*5 As the parties know, the court was heretofore concerned about the concurrent jurisdiction that originally existed between the Tribal Court and the state court. In connection with an earlier motion to dismiss, the court unartfully expressed its concern by observing that, "[w]hile the Tribal Court has closed its case as to plaintiff Heather Felix, it has not and likely could not refuse to consider a further application as regards Heather's custody once the state court proceedings are concluded." [FN18] This observation was made in the context of telling the parties that, because of a pending appeal, this district court was without jurisdiction to consider defendants' second motion to dismiss or plaintiffs' motion to vacate a stay of these proceedings. At the time the state court had held that the Tribal Court did not have jurisdiction over Sitton, but the parenting agreement between Sitton and Felix had not yet been made the subject of a judgment. The possibility of concurrent jurisdiction remained. The parties had not referred to, nor did the court on its own learn of, the provisions of AS 25.30.310 until the briefing on the instant motion to dismiss was received. The court's primary concern when addressing the matter previously was that the Tribal Court, like any other court, simply could not ignore a new custody petition if one was put before it. The Tribal Court would have had to take some action on the petition; and, in August of 2004, this court had little insight into how the Tribal Court might react to such a petition. Now, however, it is clear to the court that if the matter of custody of Heather Nichole were put before the Tribal Court at this time, the tribal court would necessarily reject such a petition because there is no longer any concurrent jurisdiction. The Tribal Court, having ceded jurisdiction to the state court, would, under the principles of comity, surely honor the state court's exclusive jurisdiction because of AS 25.30.310.

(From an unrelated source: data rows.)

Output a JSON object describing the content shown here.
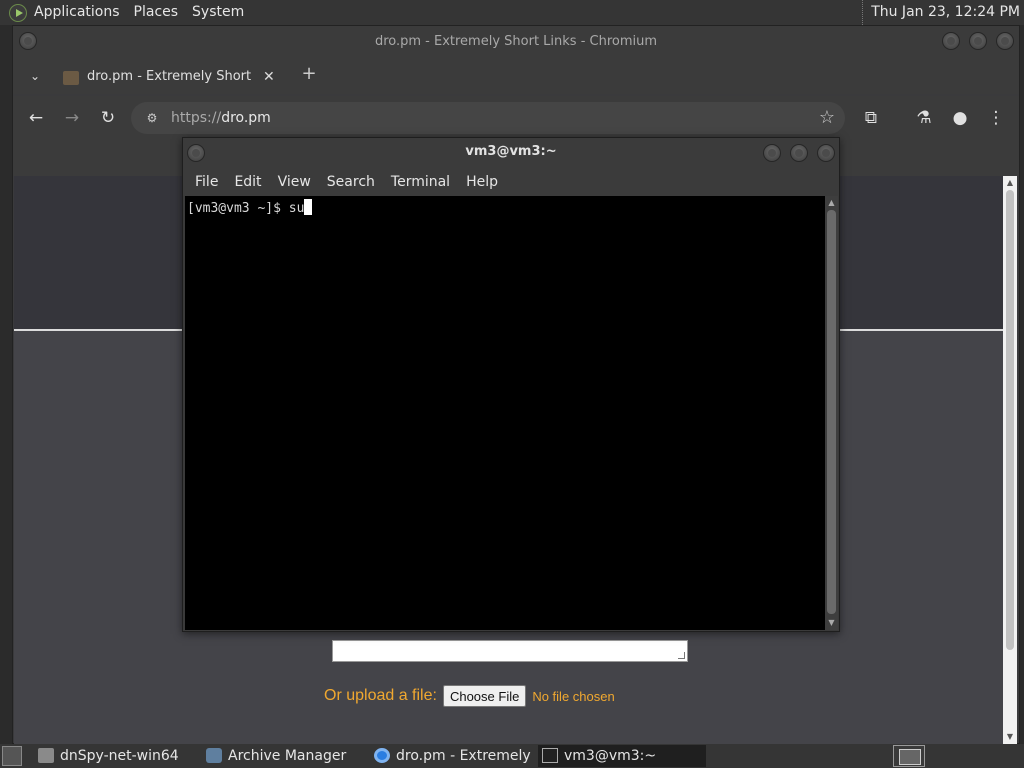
{
  "top_panel": {
    "menus": [
      "Applications",
      "Places",
      "System"
    ],
    "clock": "Thu Jan 23, 12:24 PM"
  },
  "browser": {
    "window_title": "dro.pm - Extremely Short Links - Chromium",
    "tab": {
      "title": "dro.pm - Extremely Short Links",
      "close_glyph": "✕"
    },
    "new_tab_glyph": "+",
    "tab_list_glyph": "⌄",
    "url_scheme": "https://",
    "url_host": "dro.pm",
    "buttons": {
      "back": "←",
      "forward": "→",
      "reload": "↻",
      "star": "☆",
      "extensions": "⧉",
      "labs": "⚗",
      "profile": "●",
      "menu": "⋮"
    }
  },
  "page": {
    "upload_label": "Or upload a file:",
    "choose_file": "Choose File",
    "no_file": "No file chosen"
  },
  "terminal": {
    "title": "vm3@vm3:~",
    "menus": [
      "File",
      "Edit",
      "View",
      "Search",
      "Terminal",
      "Help"
    ],
    "line": "[vm3@vm3 ~]$ su"
  },
  "taskbar": {
    "items": [
      {
        "label": "dnSpy-net-win64",
        "icon": "folder-icon"
      },
      {
        "label": "Archive Manager",
        "icon": "archive-icon"
      },
      {
        "label": "dro.pm - Extremely ...",
        "icon": "chromium-icon"
      },
      {
        "label": "vm3@vm3:~",
        "icon": "terminal-icon"
      }
    ]
  },
  "colors": {
    "accent_orange": "#f0a830",
    "panel_bg": "#353535",
    "page_bg": "#444449"
  }
}
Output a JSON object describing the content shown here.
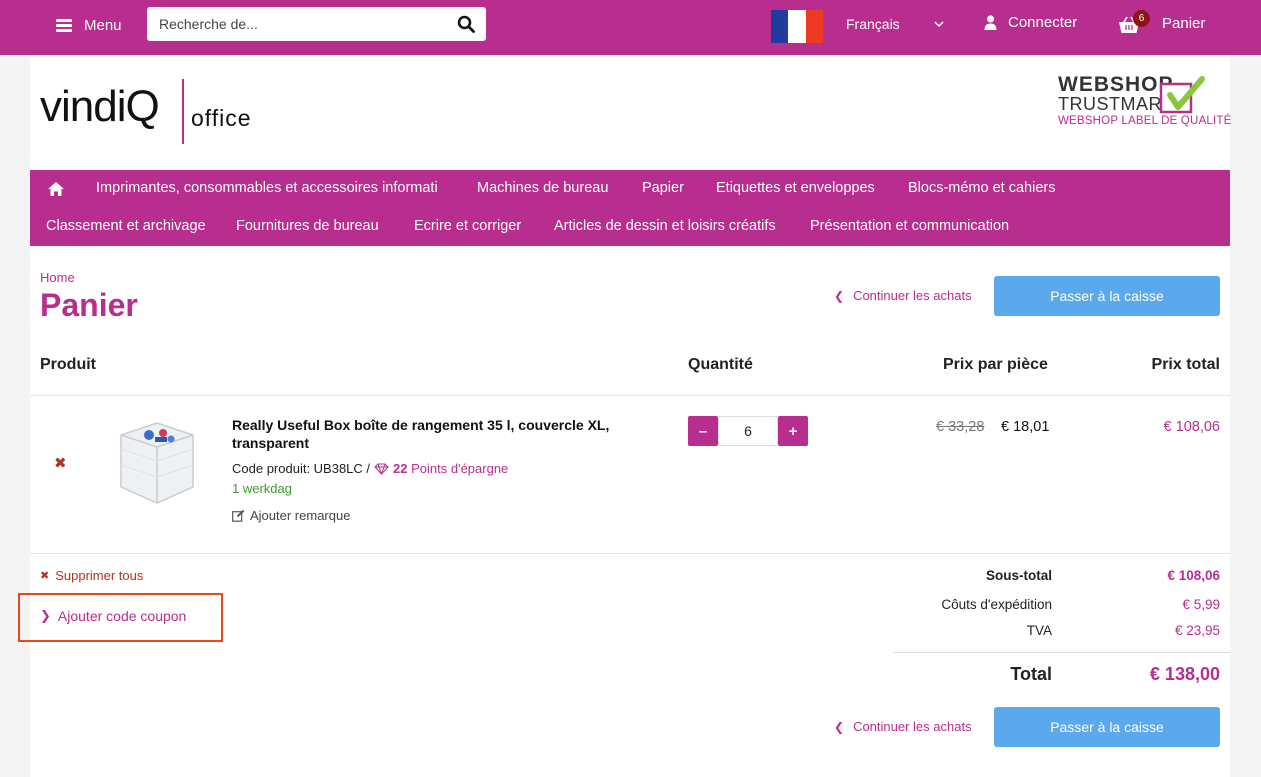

FN18. Order re Motion to Dismiss for Mootness at 3-4 (Aug. 16, 2004), Clerk's Docket No. 82.
The court concludes that it is " 'absolutely clear" ' that the Tribal Court's assertion of jurisdiction over the custody of Heather Nichole " 'could not reasonably be expected to recur." ' Laidlaw, 528 U.S. at 189 (quoting United States v. Concentrated Phosphate Export Assn., Inc., 393 U.S. 199, 203 (1968)). Thus, the voluntary cessation exception to the mootness doctrine has no application here.
For the same reasons, the "capable of repetition yet evading review" exception does not apply here. This exception applies "when (1) the duration of the challenged action is too short to be litigated prior to cessation, and (2) there is a 'reasonable expectation' that the same parties will be subjected to the same offending conduct." Emery, 378 F.3d 1020, 1027 (9th Cir.2004) (quoting Spencer v. Kemna, 523 U.S. 1, 17-18 (1998)). Assuming that the first element of the test is met here, there is no reasonable expectation that plaintiffs will again be subjected to the jurisdiction of the Tribal Court in the matter of Heather Nichole's custody.
*6 Defendants' motion to dismiss is granted. The clerk of court shall enter judgment dismissing this action as moot.